Work task: Would you write out the data below exactly, with every line intact?

(Data about app and page elements)
◆ ◆ ◆

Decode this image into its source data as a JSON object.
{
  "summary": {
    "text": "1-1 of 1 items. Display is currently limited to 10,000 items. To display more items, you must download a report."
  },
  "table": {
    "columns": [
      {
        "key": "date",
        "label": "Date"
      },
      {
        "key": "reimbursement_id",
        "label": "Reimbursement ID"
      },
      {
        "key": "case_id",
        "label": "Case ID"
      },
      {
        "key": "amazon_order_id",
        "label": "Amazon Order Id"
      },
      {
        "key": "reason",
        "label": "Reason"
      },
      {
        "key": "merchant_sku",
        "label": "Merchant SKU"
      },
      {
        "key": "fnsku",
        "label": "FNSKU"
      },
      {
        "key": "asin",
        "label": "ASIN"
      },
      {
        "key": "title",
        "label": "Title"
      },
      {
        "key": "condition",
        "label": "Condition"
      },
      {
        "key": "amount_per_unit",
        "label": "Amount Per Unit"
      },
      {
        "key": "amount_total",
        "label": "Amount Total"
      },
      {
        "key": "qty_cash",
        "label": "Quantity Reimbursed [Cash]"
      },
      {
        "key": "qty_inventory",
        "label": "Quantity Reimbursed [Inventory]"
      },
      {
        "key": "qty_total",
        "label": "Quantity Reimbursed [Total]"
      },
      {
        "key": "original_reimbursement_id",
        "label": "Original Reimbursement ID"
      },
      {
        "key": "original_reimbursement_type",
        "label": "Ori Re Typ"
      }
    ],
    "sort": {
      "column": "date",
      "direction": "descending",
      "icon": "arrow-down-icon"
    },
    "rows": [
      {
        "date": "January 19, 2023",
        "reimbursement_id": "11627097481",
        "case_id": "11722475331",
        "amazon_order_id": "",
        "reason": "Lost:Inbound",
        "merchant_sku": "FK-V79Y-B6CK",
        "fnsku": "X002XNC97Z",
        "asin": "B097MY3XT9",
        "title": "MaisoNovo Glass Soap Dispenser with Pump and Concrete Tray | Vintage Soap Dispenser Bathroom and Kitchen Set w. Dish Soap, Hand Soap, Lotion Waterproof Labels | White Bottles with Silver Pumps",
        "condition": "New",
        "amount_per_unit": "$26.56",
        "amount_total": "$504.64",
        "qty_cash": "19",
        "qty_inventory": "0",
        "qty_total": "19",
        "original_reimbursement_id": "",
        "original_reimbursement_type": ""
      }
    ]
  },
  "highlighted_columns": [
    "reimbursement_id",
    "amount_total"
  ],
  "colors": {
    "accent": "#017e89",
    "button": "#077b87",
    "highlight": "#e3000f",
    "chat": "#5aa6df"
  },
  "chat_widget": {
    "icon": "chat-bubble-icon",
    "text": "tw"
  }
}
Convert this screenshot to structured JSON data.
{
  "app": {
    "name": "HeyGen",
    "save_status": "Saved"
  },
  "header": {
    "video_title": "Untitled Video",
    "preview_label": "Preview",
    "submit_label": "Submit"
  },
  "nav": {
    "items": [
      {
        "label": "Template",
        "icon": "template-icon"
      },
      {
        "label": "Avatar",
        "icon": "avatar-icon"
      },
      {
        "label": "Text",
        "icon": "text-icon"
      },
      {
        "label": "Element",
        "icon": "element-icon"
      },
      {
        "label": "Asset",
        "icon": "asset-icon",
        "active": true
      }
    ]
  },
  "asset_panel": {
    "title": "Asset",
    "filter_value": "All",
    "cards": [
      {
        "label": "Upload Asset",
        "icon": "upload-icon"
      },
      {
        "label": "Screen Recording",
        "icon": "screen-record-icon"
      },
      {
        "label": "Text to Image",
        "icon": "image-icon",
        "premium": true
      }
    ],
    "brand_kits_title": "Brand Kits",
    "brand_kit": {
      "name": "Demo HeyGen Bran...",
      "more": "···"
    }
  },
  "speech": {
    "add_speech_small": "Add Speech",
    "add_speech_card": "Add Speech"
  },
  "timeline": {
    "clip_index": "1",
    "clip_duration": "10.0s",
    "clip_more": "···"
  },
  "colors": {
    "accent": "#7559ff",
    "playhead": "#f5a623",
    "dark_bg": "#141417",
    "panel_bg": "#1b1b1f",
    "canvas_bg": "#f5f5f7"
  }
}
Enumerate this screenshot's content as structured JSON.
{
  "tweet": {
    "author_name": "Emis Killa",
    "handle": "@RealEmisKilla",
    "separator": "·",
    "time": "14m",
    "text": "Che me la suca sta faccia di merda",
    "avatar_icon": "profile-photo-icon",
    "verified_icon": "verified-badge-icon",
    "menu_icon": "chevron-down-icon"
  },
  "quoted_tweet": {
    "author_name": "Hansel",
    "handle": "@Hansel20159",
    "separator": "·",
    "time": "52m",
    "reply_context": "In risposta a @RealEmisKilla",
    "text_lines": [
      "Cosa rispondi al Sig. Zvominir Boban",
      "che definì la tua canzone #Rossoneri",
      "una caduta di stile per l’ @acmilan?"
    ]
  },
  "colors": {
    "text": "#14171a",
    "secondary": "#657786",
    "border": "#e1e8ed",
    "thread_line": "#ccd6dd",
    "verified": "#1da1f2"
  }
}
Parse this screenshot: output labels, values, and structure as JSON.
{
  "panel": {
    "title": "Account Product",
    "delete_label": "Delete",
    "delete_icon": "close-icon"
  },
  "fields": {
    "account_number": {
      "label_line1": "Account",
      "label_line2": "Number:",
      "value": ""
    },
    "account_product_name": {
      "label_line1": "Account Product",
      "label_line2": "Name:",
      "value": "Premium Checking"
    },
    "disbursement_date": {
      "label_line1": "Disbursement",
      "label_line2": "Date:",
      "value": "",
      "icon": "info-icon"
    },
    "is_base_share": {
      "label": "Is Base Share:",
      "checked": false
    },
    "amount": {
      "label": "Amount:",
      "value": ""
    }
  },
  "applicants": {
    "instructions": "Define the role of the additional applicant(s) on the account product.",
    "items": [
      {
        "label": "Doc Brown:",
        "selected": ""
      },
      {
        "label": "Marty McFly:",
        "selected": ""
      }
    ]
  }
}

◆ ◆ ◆

Expected answer:
Decode this image into its source data as a JSON object.
{
  "summary": {
    "text": "1-1 of 1 items. Display is currently limited to 10,000 items. To display more items, you must download a report."
  },
  "table": {
    "columns": [
      {
        "key": "date",
        "label": "Date"
      },
      {
        "key": "reimbursement_id",
        "label": "Reimbursement ID"
      },
      {
        "key": "case_id",
        "label": "Case ID"
      },
      {
        "key": "amazon_order_id",
        "label": "Amazon Order Id"
      },
      {
        "key": "reason",
        "label": "Reason"
      },
      {
        "key": "merchant_sku",
        "label": "Merchant SKU"
      },
      {
        "key": "fnsku",
        "label": "FNSKU"
      },
      {
        "key": "asin",
        "label": "ASIN"
      },
      {
        "key": "title",
        "label": "Title"
      },
      {
        "key": "condition",
        "label": "Condition"
      },
      {
        "key": "amount_per_unit",
        "label": "Amount Per Unit"
      },
      {
        "key": "amount_total",
        "label": "Amount Total"
      },
      {
        "key": "qty_cash",
        "label": "Quantity Reimbursed [Cash]"
      },
      {
        "key": "qty_inventory",
        "label": "Quantity Reimbursed [Inventory]"
      },
      {
        "key": "qty_total",
        "label": "Quantity Reimbursed [Total]"
      },
      {
        "key": "original_reimbursement_id",
        "label": "Original Reimbursement ID"
      },
      {
        "key": "original_reimbursement_type",
        "label": "Ori Re Typ"
      }
    ],
    "sort": {
      "column": "date",
      "direction": "descending",
      "icon": "arrow-down-icon"
    },
    "rows": [
      {
        "date": "January 19, 2023",
        "reimbursement_id": "11627097481",
        "case_id": "11722475331",
        "amazon_order_id": "",
        "reason": "Lost:Inbound",
        "merchant_sku": "FK-V79Y-B6CK",
        "fnsku": "X002XNC97Z",
        "asin": "B097MY3XT9",
        "title": "MaisoNovo Glass Soap Dispenser with Pump and Concrete Tray | Vintage Soap Dispenser Bathroom and Kitchen Set w. Dish Soap, Hand Soap, Lotion Waterproof Labels | White Bottles with Silver Pumps",
        "condition": "New",
        "amount_per_unit": "$26.56",
        "amount_total": "$504.64",
        "qty_cash": "19",
        "qty_inventory": "0",
        "qty_total": "19",
        "original_reimbursement_id": "",
        "original_reimbursement_type": ""
      }
    ]
  },
  "highlighted_columns": [
    "reimbursement_id",
    "amount_total"
  ],
  "colors": {
    "accent": "#017e89",
    "button": "#077b87",
    "highlight": "#e3000f",
    "chat": "#5aa6df"
  },
  "chat_widget": {
    "icon": "chat-bubble-icon",
    "text": "tw"
  }
}
Convert this screenshot to structured JSON data.
{
  "app": {
    "name": "HeyGen",
    "save_status": "Saved"
  },
  "header": {
    "video_title": "Untitled Video",
    "preview_label": "Preview",
    "submit_label": "Submit"
  },
  "nav": {
    "items": [
      {
        "label": "Template",
        "icon": "template-icon"
      },
      {
        "label": "Avatar",
        "icon": "avatar-icon"
      },
      {
        "label": "Text",
        "icon": "text-icon"
      },
      {
        "label": "Element",
        "icon": "element-icon"
      },
      {
        "label": "Asset",
        "icon": "asset-icon",
        "active": true
      }
    ]
  },
  "asset_panel": {
    "title": "Asset",
    "filter_value": "All",
    "cards": [
      {
        "label": "Upload Asset",
        "icon": "upload-icon"
      },
      {
        "label": "Screen Recording",
        "icon": "screen-record-icon"
      },
      {
        "label": "Text to Image",
        "icon": "image-icon",
        "premium": true
      }
    ],
    "brand_kits_title": "Brand Kits",
    "brand_kit": {
      "name": "Demo HeyGen Bran...",
      "more": "···"
    }
  },
  "speech": {
    "add_speech_small": "Add Speech",
    "add_speech_card": "Add Speech"
  },
  "timeline": {
    "clip_index": "1",
    "clip_duration": "10.0s",
    "clip_more": "···"
  },
  "colors": {
    "accent": "#7559ff",
    "playhead": "#f5a623",
    "dark_bg": "#141417",
    "panel_bg": "#1b1b1f",
    "canvas_bg": "#f5f5f7"
  }
}
Enumerate this screenshot's content as structured JSON.
{
  "tweet": {
    "author_name": "Emis Killa",
    "handle": "@RealEmisKilla",
    "separator": "·",
    "time": "14m",
    "text": "Che me la suca sta faccia di merda",
    "avatar_icon": "profile-photo-icon",
    "verified_icon": "verified-badge-icon",
    "menu_icon": "chevron-down-icon"
  },
  "quoted_tweet": {
    "author_name": "Hansel",
    "handle": "@Hansel20159",
    "separator": "·",
    "time": "52m",
    "reply_context": "In risposta a @RealEmisKilla",
    "text_lines": [
      "Cosa rispondi al Sig. Zvominir Boban",
      "che definì la tua canzone #Rossoneri",
      "una caduta di stile per l’ @acmilan?"
    ]
  },
  "colors": {
    "text": "#14171a",
    "secondary": "#657786",
    "border": "#e1e8ed",
    "thread_line": "#ccd6dd",
    "verified": "#1da1f2"
  }
}
Parse this screenshot: output labels, values, and structure as JSON.
{
  "panel": {
    "title": "Account Product",
    "delete_label": "Delete",
    "delete_icon": "close-icon"
  },
  "fields": {
    "account_number": {
      "label_line1": "Account",
      "label_line2": "Number:",
      "value": ""
    },
    "account_product_name": {
      "label_line1": "Account Product",
      "label_line2": "Name:",
      "value": "Premium Checking"
    },
    "disbursement_date": {
      "label_line1": "Disbursement",
      "label_line2": "Date:",
      "value": "",
      "icon": "info-icon"
    },
    "is_base_share": {
      "label": "Is Base Share:",
      "checked": false
    },
    "amount": {
      "label": "Amount:",
      "value": ""
    }
  },
  "applicants": {
    "instructions": "Define the role of the additional applicant(s) on the account product.",
    "items": [
      {
        "label": "Doc Brown:",
        "selected": ""
      },
      {
        "label": "Marty McFly:",
        "selected": ""
      }
    ]
  }
}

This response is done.